→ **ASSIGNMENT**
The data below is to be set down again exactly as written.

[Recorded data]
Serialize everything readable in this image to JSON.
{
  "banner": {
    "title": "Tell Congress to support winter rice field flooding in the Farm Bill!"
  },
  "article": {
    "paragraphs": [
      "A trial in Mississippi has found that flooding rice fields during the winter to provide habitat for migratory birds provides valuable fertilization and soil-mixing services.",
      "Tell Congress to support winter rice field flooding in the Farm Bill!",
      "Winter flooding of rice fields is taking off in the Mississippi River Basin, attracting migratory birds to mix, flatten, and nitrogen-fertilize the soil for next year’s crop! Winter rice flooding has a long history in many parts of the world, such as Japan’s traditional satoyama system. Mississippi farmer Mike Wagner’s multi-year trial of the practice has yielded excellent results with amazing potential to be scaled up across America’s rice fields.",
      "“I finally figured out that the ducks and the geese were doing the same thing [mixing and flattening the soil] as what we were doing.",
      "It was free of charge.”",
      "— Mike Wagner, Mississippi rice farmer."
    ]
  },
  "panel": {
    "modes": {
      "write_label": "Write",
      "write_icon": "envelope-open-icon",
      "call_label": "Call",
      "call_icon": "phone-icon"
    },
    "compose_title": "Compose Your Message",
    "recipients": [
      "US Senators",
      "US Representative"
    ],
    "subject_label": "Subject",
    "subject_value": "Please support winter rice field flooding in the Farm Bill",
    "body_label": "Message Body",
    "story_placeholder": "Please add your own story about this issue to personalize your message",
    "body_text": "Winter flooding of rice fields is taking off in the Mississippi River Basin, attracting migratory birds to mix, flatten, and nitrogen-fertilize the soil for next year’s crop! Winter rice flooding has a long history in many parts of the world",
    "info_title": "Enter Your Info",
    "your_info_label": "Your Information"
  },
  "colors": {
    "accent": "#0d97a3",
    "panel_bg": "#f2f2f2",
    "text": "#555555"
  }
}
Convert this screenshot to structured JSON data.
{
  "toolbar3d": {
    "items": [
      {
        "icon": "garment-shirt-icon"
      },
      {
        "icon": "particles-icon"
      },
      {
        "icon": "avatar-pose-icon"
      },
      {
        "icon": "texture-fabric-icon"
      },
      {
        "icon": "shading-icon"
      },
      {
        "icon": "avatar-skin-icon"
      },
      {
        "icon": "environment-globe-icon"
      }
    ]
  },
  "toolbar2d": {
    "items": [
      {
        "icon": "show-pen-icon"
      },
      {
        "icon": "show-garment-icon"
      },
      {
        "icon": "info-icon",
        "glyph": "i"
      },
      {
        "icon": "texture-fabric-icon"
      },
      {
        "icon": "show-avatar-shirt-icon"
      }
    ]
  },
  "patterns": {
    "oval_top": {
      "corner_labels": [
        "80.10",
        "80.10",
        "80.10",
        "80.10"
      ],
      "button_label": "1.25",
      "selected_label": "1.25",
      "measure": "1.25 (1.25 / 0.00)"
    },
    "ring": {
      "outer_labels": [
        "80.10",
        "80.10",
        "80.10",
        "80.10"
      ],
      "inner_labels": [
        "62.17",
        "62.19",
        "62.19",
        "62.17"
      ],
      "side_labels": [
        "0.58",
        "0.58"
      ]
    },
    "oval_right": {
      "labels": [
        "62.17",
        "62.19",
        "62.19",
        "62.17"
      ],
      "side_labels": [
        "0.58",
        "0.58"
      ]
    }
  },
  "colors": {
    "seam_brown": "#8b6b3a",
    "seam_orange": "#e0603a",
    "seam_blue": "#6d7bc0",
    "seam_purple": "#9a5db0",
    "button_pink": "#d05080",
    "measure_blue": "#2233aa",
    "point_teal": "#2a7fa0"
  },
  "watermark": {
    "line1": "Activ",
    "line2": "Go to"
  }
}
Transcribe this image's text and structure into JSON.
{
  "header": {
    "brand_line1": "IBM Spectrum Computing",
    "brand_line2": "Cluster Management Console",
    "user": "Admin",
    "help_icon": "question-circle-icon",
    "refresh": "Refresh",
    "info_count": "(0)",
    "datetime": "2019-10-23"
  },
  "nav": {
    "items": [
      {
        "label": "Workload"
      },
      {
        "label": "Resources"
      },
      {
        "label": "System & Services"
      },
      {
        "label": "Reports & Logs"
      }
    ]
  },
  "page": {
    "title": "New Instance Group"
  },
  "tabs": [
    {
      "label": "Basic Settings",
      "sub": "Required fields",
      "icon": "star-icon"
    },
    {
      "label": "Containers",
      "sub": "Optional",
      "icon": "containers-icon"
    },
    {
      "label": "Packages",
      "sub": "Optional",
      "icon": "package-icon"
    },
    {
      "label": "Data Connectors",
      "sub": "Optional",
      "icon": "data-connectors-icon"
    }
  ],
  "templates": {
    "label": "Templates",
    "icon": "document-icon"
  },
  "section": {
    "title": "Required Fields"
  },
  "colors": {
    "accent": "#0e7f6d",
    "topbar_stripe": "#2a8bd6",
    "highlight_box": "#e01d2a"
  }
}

→ **PROBLEM SOLUTION**
Serialize everything readable in this image to JSON.
{
  "banner": {
    "title": "Tell Congress to support winter rice field flooding in the Farm Bill!"
  },
  "article": {
    "paragraphs": [
      "A trial in Mississippi has found that flooding rice fields during the winter to provide habitat for migratory birds provides valuable fertilization and soil-mixing services.",
      "Tell Congress to support winter rice field flooding in the Farm Bill!",
      "Winter flooding of rice fields is taking off in the Mississippi River Basin, attracting migratory birds to mix, flatten, and nitrogen-fertilize the soil for next year’s crop! Winter rice flooding has a long history in many parts of the world, such as Japan’s traditional satoyama system. Mississippi farmer Mike Wagner’s multi-year trial of the practice has yielded excellent results with amazing potential to be scaled up across America’s rice fields.",
      "“I finally figured out that the ducks and the geese were doing the same thing [mixing and flattening the soil] as what we were doing.",
      "It was free of charge.”",
      "— Mike Wagner, Mississippi rice farmer."
    ]
  },
  "panel": {
    "modes": {
      "write_label": "Write",
      "write_icon": "envelope-open-icon",
      "call_label": "Call",
      "call_icon": "phone-icon"
    },
    "compose_title": "Compose Your Message",
    "recipients": [
      "US Senators",
      "US Representative"
    ],
    "subject_label": "Subject",
    "subject_value": "Please support winter rice field flooding in the Farm Bill",
    "body_label": "Message Body",
    "story_placeholder": "Please add your own story about this issue to personalize your message",
    "body_text": "Winter flooding of rice fields is taking off in the Mississippi River Basin, attracting migratory birds to mix, flatten, and nitrogen-fertilize the soil for next year’s crop! Winter rice flooding has a long history in many parts of the world",
    "info_title": "Enter Your Info",
    "your_info_label": "Your Information"
  },
  "colors": {
    "accent": "#0d97a3",
    "panel_bg": "#f2f2f2",
    "text": "#555555"
  }
}
Convert this screenshot to structured JSON data.
{
  "toolbar3d": {
    "items": [
      {
        "icon": "garment-shirt-icon"
      },
      {
        "icon": "particles-icon"
      },
      {
        "icon": "avatar-pose-icon"
      },
      {
        "icon": "texture-fabric-icon"
      },
      {
        "icon": "shading-icon"
      },
      {
        "icon": "avatar-skin-icon"
      },
      {
        "icon": "environment-globe-icon"
      }
    ]
  },
  "toolbar2d": {
    "items": [
      {
        "icon": "show-pen-icon"
      },
      {
        "icon": "show-garment-icon"
      },
      {
        "icon": "info-icon",
        "glyph": "i"
      },
      {
        "icon": "texture-fabric-icon"
      },
      {
        "icon": "show-avatar-shirt-icon"
      }
    ]
  },
  "patterns": {
    "oval_top": {
      "corner_labels": [
        "80.10",
        "80.10",
        "80.10",
        "80.10"
      ],
      "button_label": "1.25",
      "selected_label": "1.25",
      "measure": "1.25 (1.25 / 0.00)"
    },
    "ring": {
      "outer_labels": [
        "80.10",
        "80.10",
        "80.10",
        "80.10"
      ],
      "inner_labels": [
        "62.17",
        "62.19",
        "62.19",
        "62.17"
      ],
      "side_labels": [
        "0.58",
        "0.58"
      ]
    },
    "oval_right": {
      "labels": [
        "62.17",
        "62.19",
        "62.19",
        "62.17"
      ],
      "side_labels": [
        "0.58",
        "0.58"
      ]
    }
  },
  "colors": {
    "seam_brown": "#8b6b3a",
    "seam_orange": "#e0603a",
    "seam_blue": "#6d7bc0",
    "seam_purple": "#9a5db0",
    "button_pink": "#d05080",
    "measure_blue": "#2233aa",
    "point_teal": "#2a7fa0"
  },
  "watermark": {
    "line1": "Activ",
    "line2": "Go to"
  }
}
Transcribe this image's text and structure into JSON.
{
  "header": {
    "brand_line1": "IBM Spectrum Computing",
    "brand_line2": "Cluster Management Console",
    "user": "Admin",
    "help_icon": "question-circle-icon",
    "refresh": "Refresh",
    "info_count": "(0)",
    "datetime": "2019-10-23"
  },
  "nav": {
    "items": [
      {
        "label": "Workload"
      },
      {
        "label": "Resources"
      },
      {
        "label": "System & Services"
      },
      {
        "label": "Reports & Logs"
      }
    ]
  },
  "page": {
    "title": "New Instance Group"
  },
  "tabs": [
    {
      "label": "Basic Settings",
      "sub": "Required fields",
      "icon": "star-icon"
    },
    {
      "label": "Containers",
      "sub": "Optional",
      "icon": "containers-icon"
    },
    {
      "label": "Packages",
      "sub": "Optional",
      "icon": "package-icon"
    },
    {
      "label": "Data Connectors",
      "sub": "Optional",
      "icon": "data-connectors-icon"
    }
  ],
  "templates": {
    "label": "Templates",
    "icon": "document-icon"
  },
  "section": {
    "title": "Required Fields"
  },
  "colors": {
    "accent": "#0e7f6d",
    "topbar_stripe": "#2a8bd6",
    "highlight_box": "#e01d2a"
  }
}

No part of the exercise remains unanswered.